For this seat, the government is offering Caitlin Halligan, a former attorney general who is widely considered to be quite liberal but not…crazy-left – who was also close with Hochul.
Which brings us to our “sell-out” fear: This comes because Hochul just filed a brief supporting the lawsuit to give the Dem-dominated Legislature another attempt to manipulate New York’s home districts.
After the 2020 census, the Dems (contrary to the state constitution) created a map to lock Republicans in just four of the 26 seats in New York’s House of Representatives.
And Hochul welcomed it, citing her party allegiance.
State courts rejected this power play and appointed a special master to create a fair, impartial map (just as voters intended when they changed the New York Constitution).
The Court of Appeals upheld that decision, and the GOP ended extraction House spots last fall for a total of 12.
The difference is why Rep. Hakeem Jeffries (D-B’klyn) is now the House Minority Leader, not the Speaker.
And by all accounts, Jeffries is asking state lawmakers to “fix” things.
What makes us concerned that a unspoken Part of Hochul’s compromise before the Supreme Court is the expectation that Halligan will side with the Dems when the lawsuit finally gets to the Court of Appeals.
Then the legislature will impose a less obvious gerrymander for the Democrats to regain “their” seats next year.

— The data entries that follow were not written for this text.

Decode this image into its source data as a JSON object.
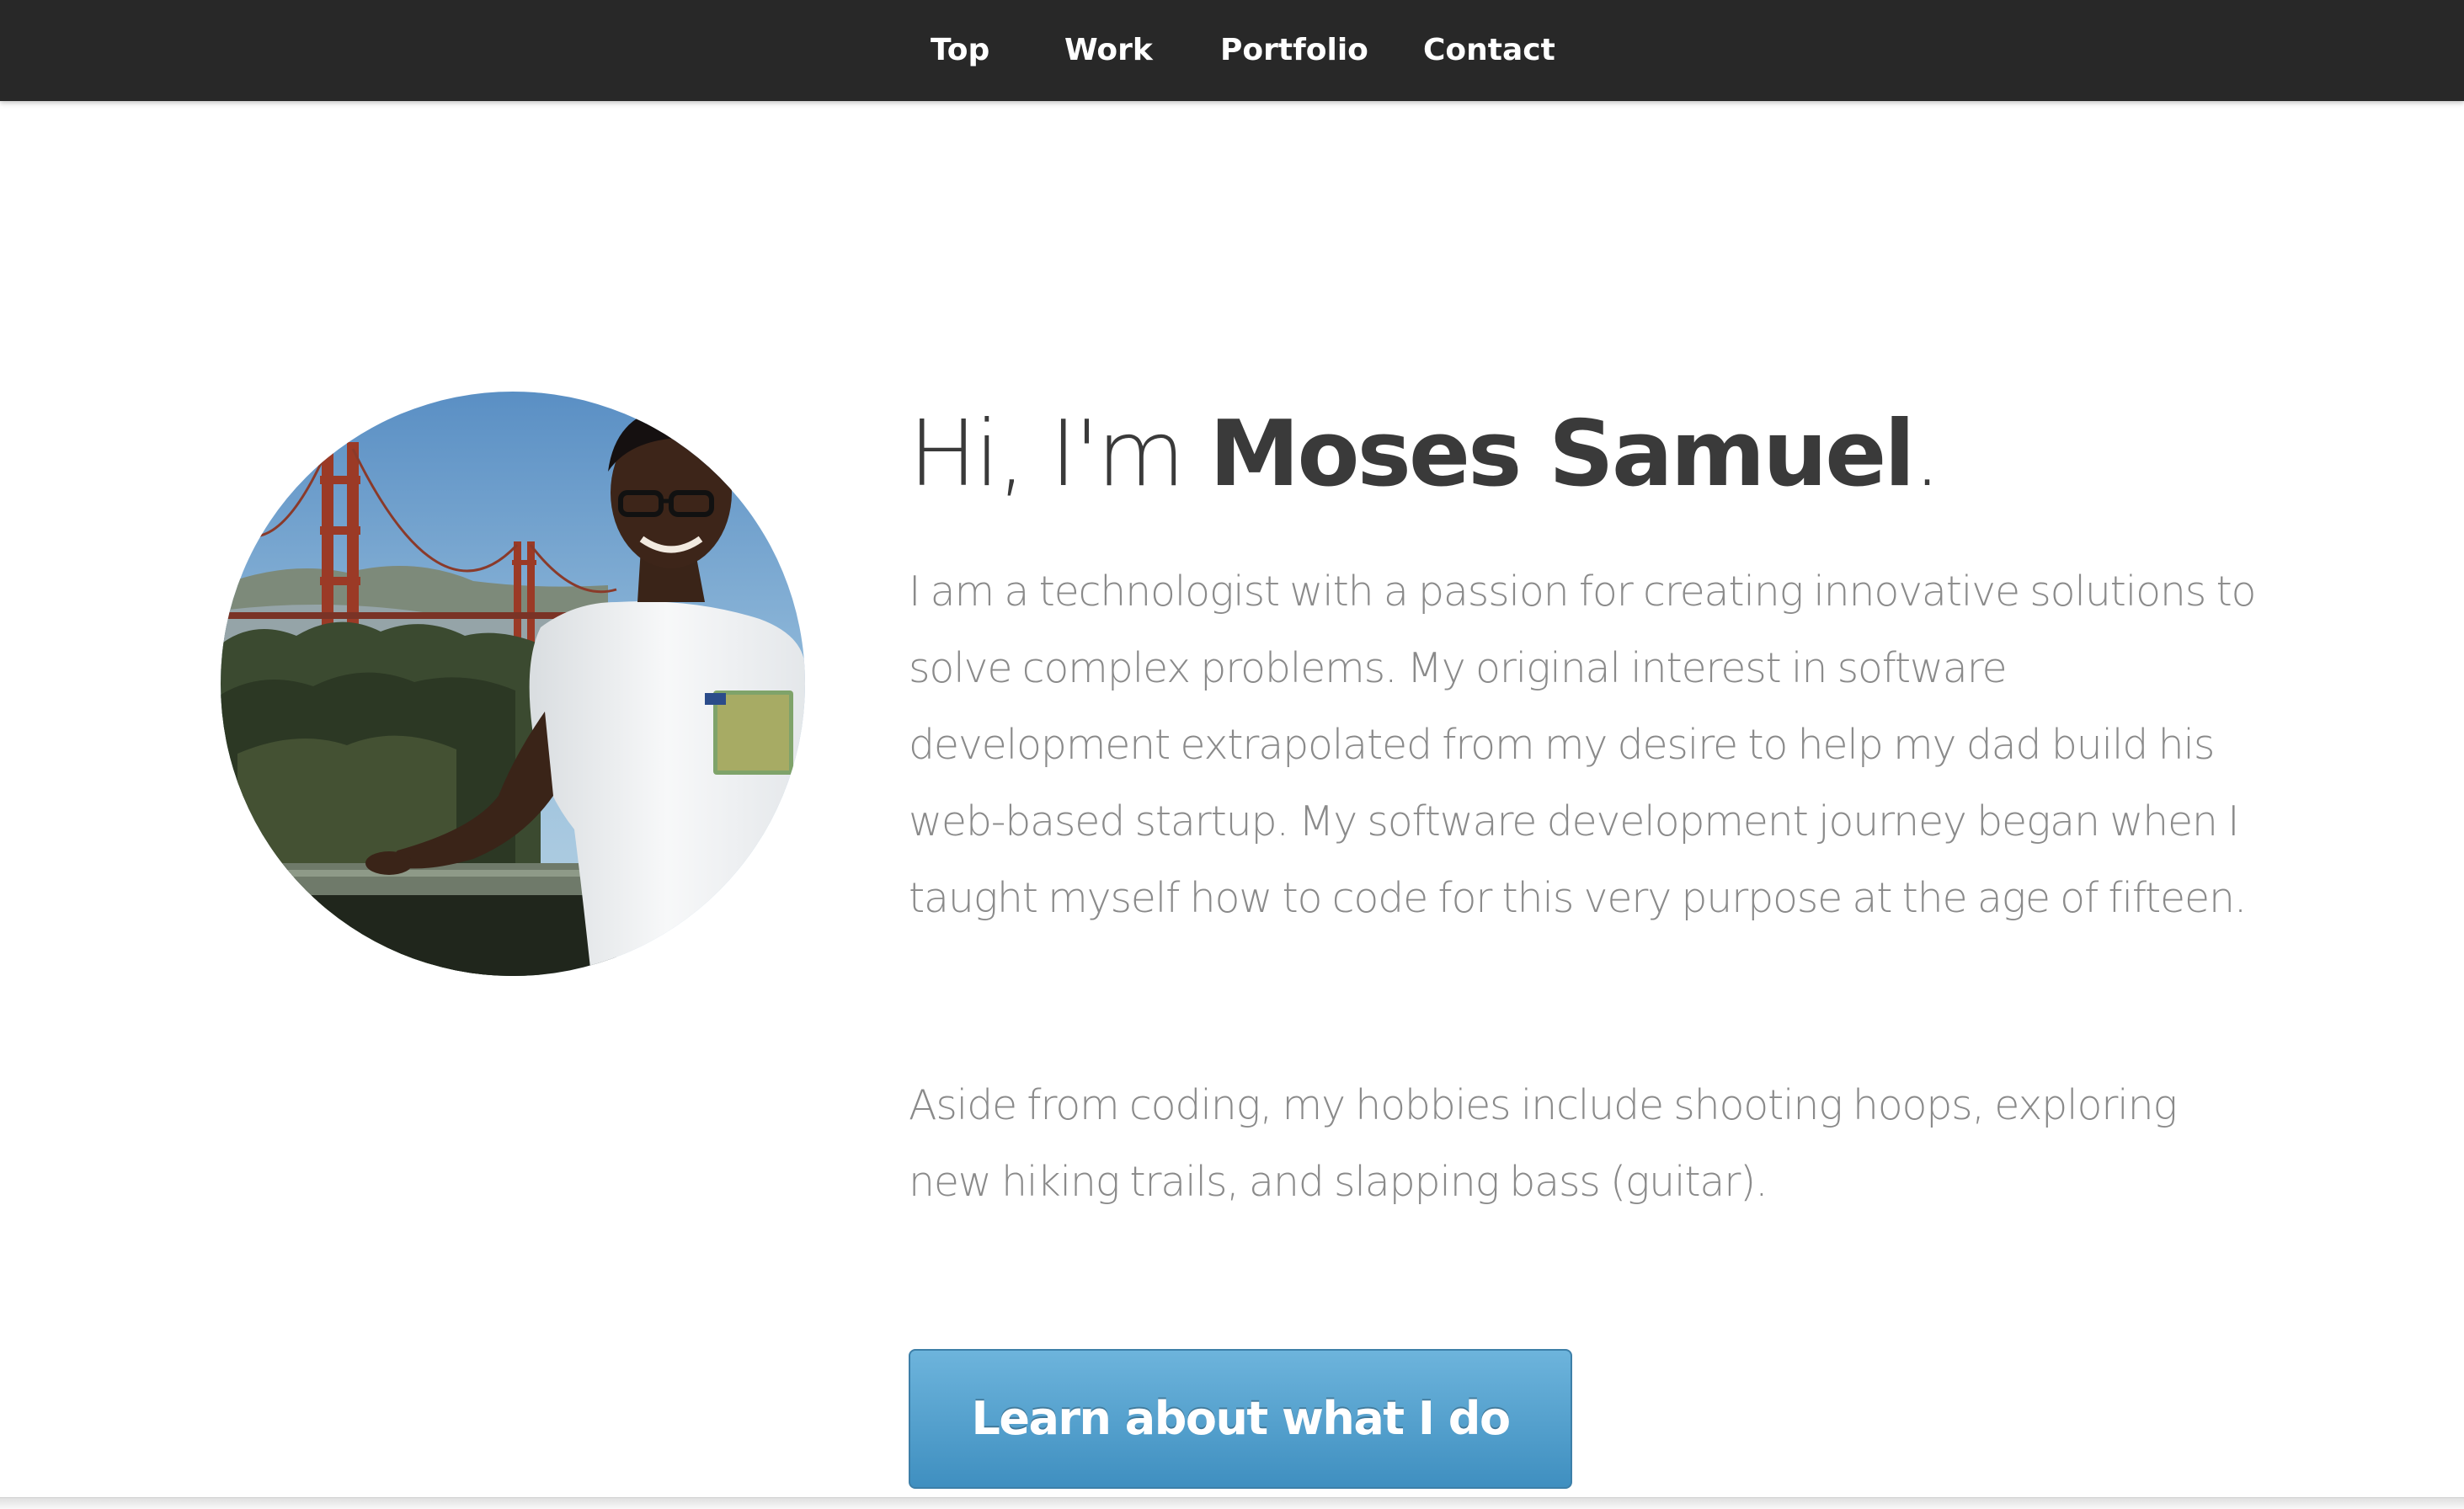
{
  "nav": {
    "items": [
      {
        "label": "Top"
      },
      {
        "label": "Work"
      },
      {
        "label": "Portfolio"
      },
      {
        "label": "Contact"
      }
    ]
  },
  "intro": {
    "greeting": "Hi, I'm ",
    "name": "Moses Samuel",
    "punct": ".",
    "bio_paragraphs": [
      "I am a technologist with a passion for creating innovative solutions to solve complex problems. My original interest in software development extrapolated from my desire to help my dad build his web-based startup. My software development journey began when I taught myself how to code for this very purpose at the age of fifteen.",
      "Aside from coding, my hobbies include shooting hoops, exploring new hiking trails, and slapping bass (guitar)."
    ],
    "cta_label": "Learn about what I do"
  },
  "avatar": {
    "icon": "profile-photo"
  },
  "colors": {
    "navbar": "#282828",
    "button": "#4a9ccb",
    "heading": "#3a3a3a",
    "body_text": "#8a8a8a"
  }
}
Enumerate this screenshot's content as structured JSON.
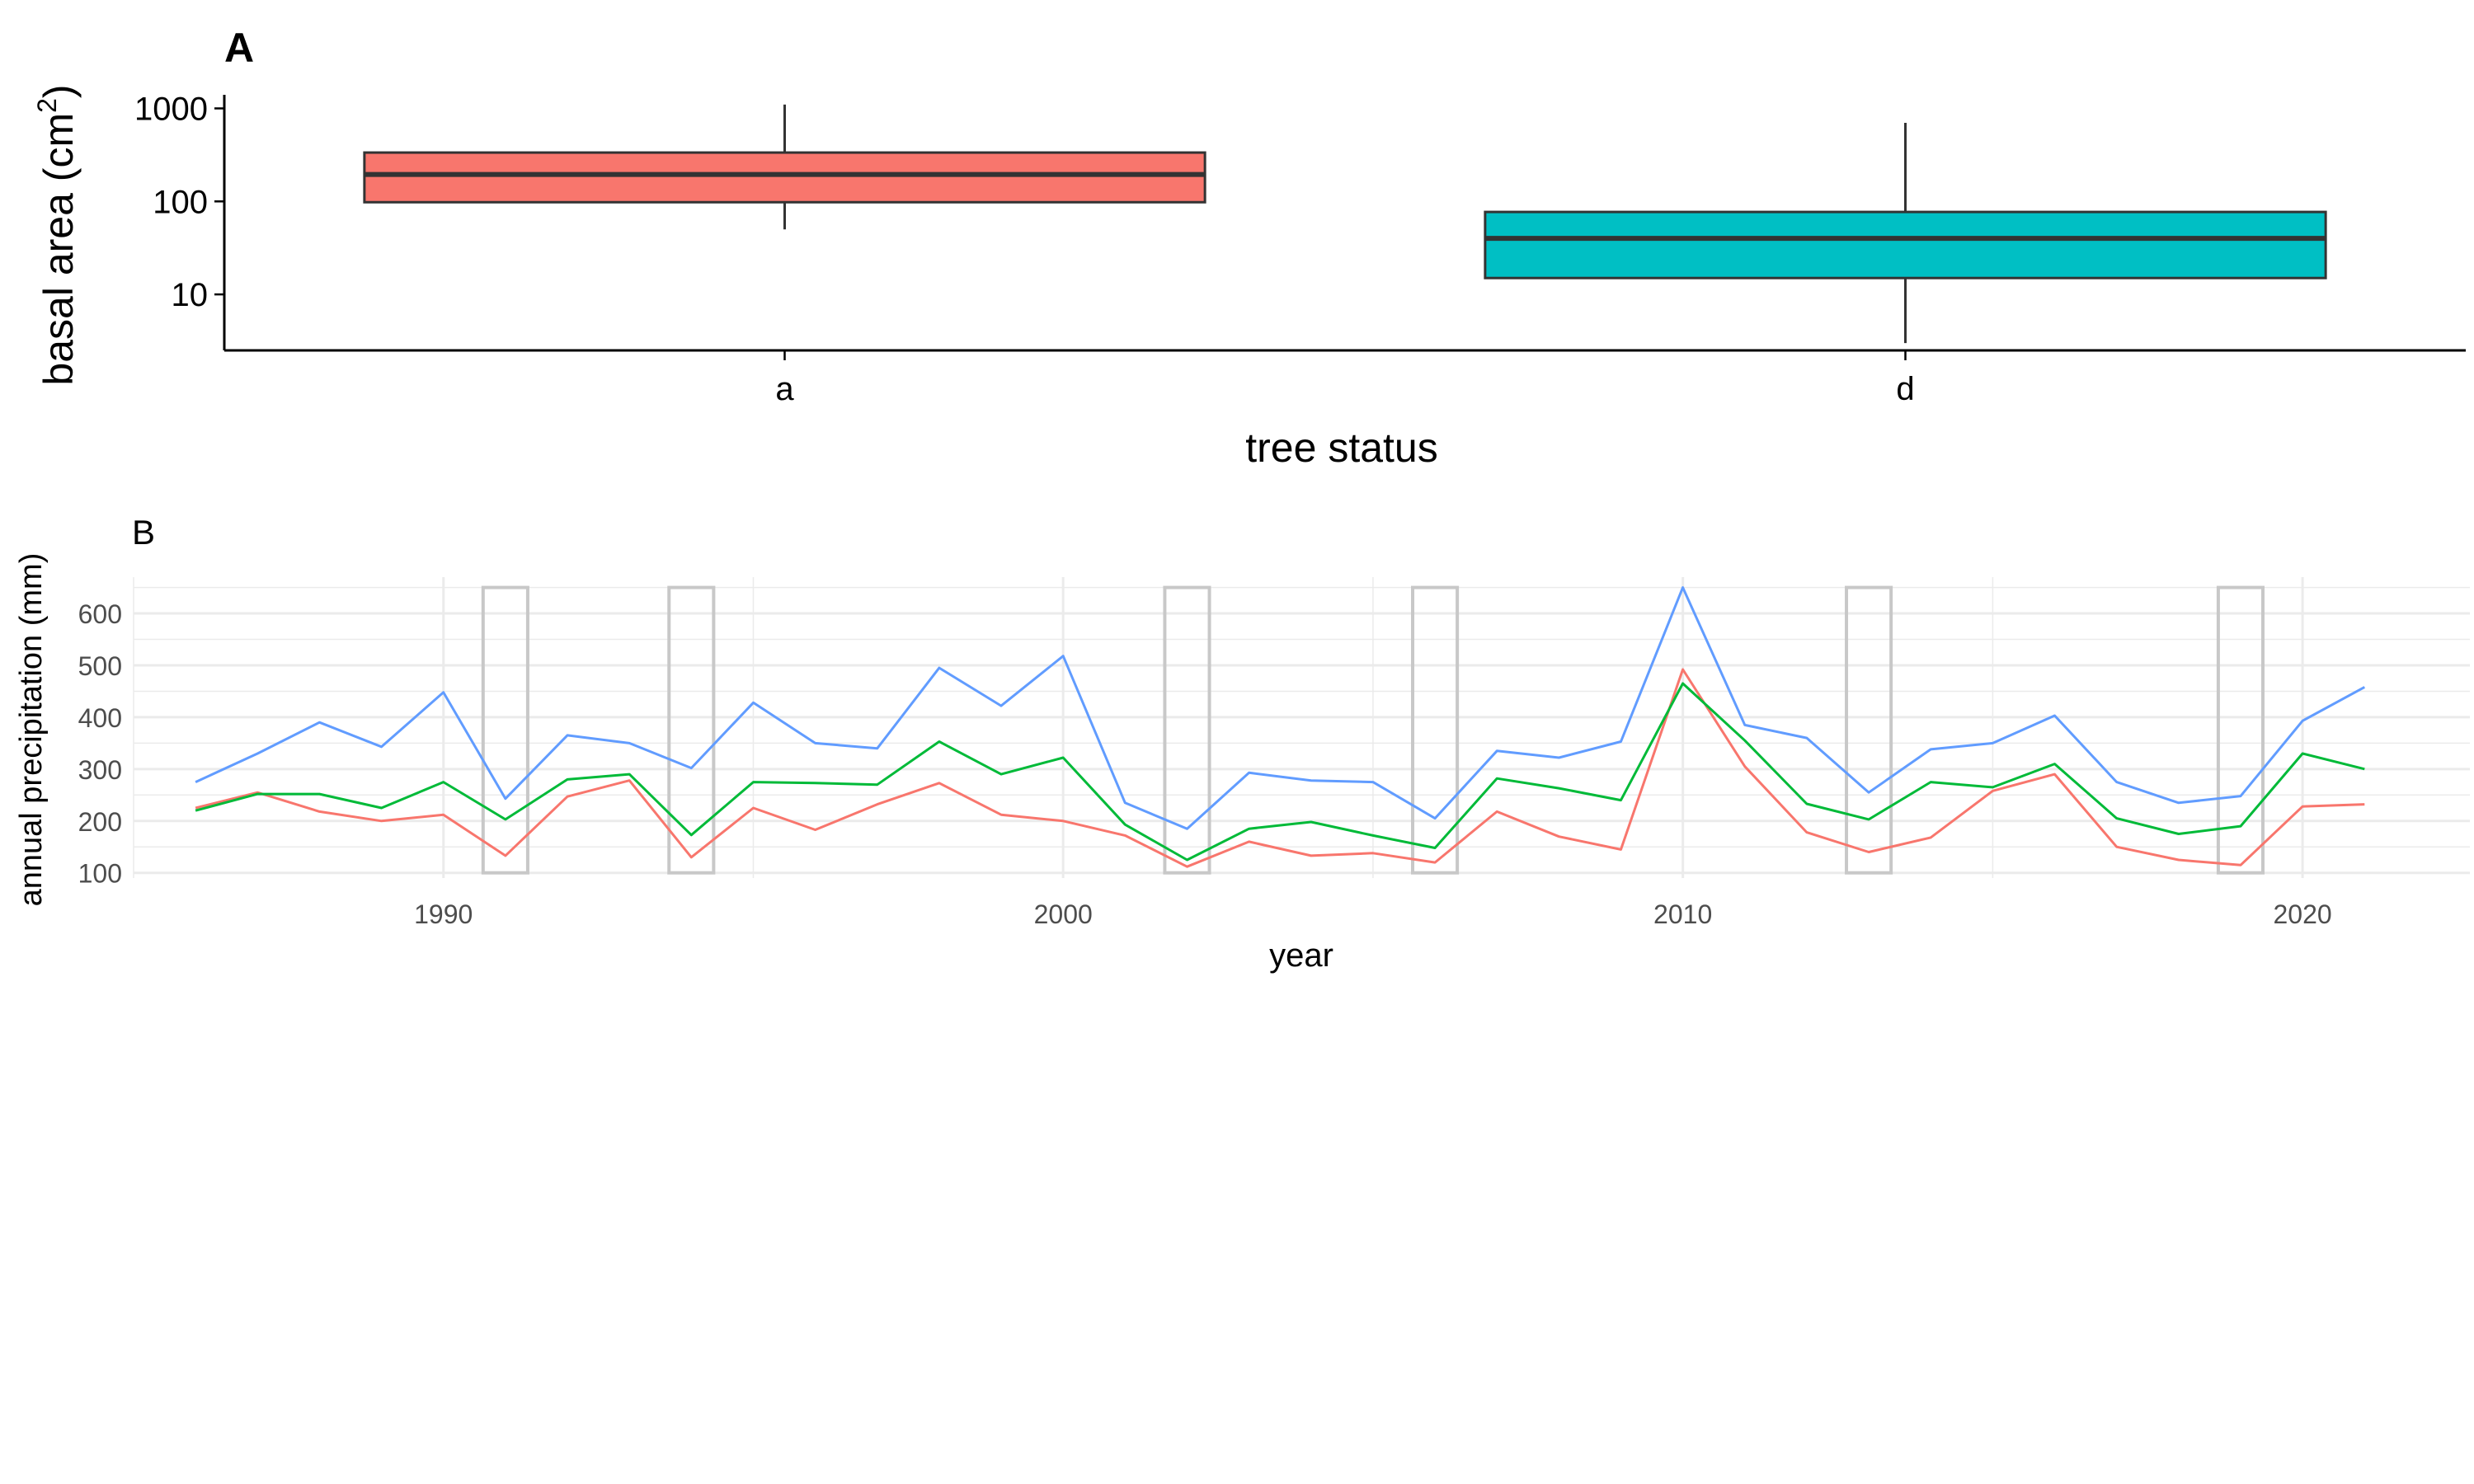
{
  "colors": {
    "box_a": "#F8766D",
    "box_d": "#00BFC4",
    "line_red": "#F8766D",
    "line_green": "#00BA38",
    "line_blue": "#619CFF",
    "highlight": "#C8C8C8",
    "grid": "#EBEBEB"
  },
  "chart_data": [
    {
      "panel": "A",
      "type": "box",
      "xlabel": "tree status",
      "ylabel_main": "basal area (cm",
      "ylabel_sup": "2",
      "ylabel_end": ")",
      "y_scale": "log10",
      "ylim": [
        2.5,
        1400
      ],
      "yticks": [
        10,
        100,
        1000
      ],
      "ytick_labels": [
        "10",
        "100",
        "1000"
      ],
      "grid": false,
      "boxes": [
        {
          "category": "a",
          "whisker_low": 50,
          "q1": 98,
          "median": 195,
          "q3": 335,
          "whisker_high": 1100,
          "color_key": "box_a"
        },
        {
          "category": "d",
          "whisker_low": 3,
          "q1": 15,
          "median": 40,
          "q3": 77,
          "whisker_high": 700,
          "color_key": "box_d"
        }
      ]
    },
    {
      "panel": "B",
      "type": "line",
      "xlabel": "year",
      "ylabel": "annual precipitation (mm)",
      "xlim": [
        1985,
        2022.7
      ],
      "ylim": [
        90,
        670
      ],
      "xticks": [
        1990,
        2000,
        2010,
        2020
      ],
      "xtick_labels": [
        "1990",
        "2000",
        "2010",
        "2020"
      ],
      "yticks": [
        100,
        200,
        300,
        400,
        500,
        600
      ],
      "ytick_labels": [
        "100",
        "200",
        "300",
        "400",
        "500",
        "600"
      ],
      "grid": true,
      "highlight_years": [
        1991,
        1994,
        2002,
        2006,
        2013,
        2019
      ],
      "highlight_range": [
        100,
        650
      ],
      "x": [
        1986,
        1987,
        1988,
        1989,
        1990,
        1991,
        1992,
        1993,
        1994,
        1995,
        1996,
        1997,
        1998,
        1999,
        2000,
        2001,
        2002,
        2003,
        2004,
        2005,
        2006,
        2007,
        2008,
        2009,
        2010,
        2011,
        2012,
        2013,
        2014,
        2015,
        2016,
        2017,
        2018,
        2019,
        2020,
        2021
      ],
      "series": [
        {
          "color_key": "line_red",
          "values": [
            225,
            255,
            218,
            200,
            212,
            133,
            247,
            278,
            130,
            225,
            183,
            232,
            273,
            212,
            200,
            172,
            112,
            160,
            133,
            138,
            120,
            218,
            170,
            145,
            492,
            305,
            178,
            140,
            168,
            258,
            290,
            150,
            125,
            115,
            228,
            232
          ]
        },
        {
          "color_key": "line_green",
          "values": [
            220,
            252,
            252,
            225,
            275,
            203,
            280,
            290,
            173,
            275,
            273,
            270,
            353,
            290,
            322,
            193,
            125,
            185,
            198,
            172,
            148,
            282,
            263,
            240,
            465,
            355,
            233,
            203,
            275,
            265,
            310,
            205,
            175,
            190,
            330,
            300
          ]
        },
        {
          "color_key": "line_blue",
          "values": [
            275,
            330,
            390,
            343,
            448,
            243,
            365,
            350,
            302,
            428,
            350,
            340,
            495,
            422,
            518,
            235,
            185,
            293,
            278,
            275,
            205,
            335,
            322,
            353,
            650,
            385,
            360,
            255,
            338,
            350,
            403,
            275,
            235,
            248,
            393,
            458
          ]
        }
      ]
    }
  ],
  "panel_a": {
    "tag": "A",
    "xlabel": "tree status",
    "ylabel_main": "basal area (cm",
    "ylabel_sup": "2",
    "ylabel_end": ")"
  },
  "panel_b": {
    "tag": "B",
    "xlabel": "year",
    "ylabel": "annual precipitation (mm)"
  }
}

Every faction in the Democratic Party will be happy, and that’s all that matters in Albany these days.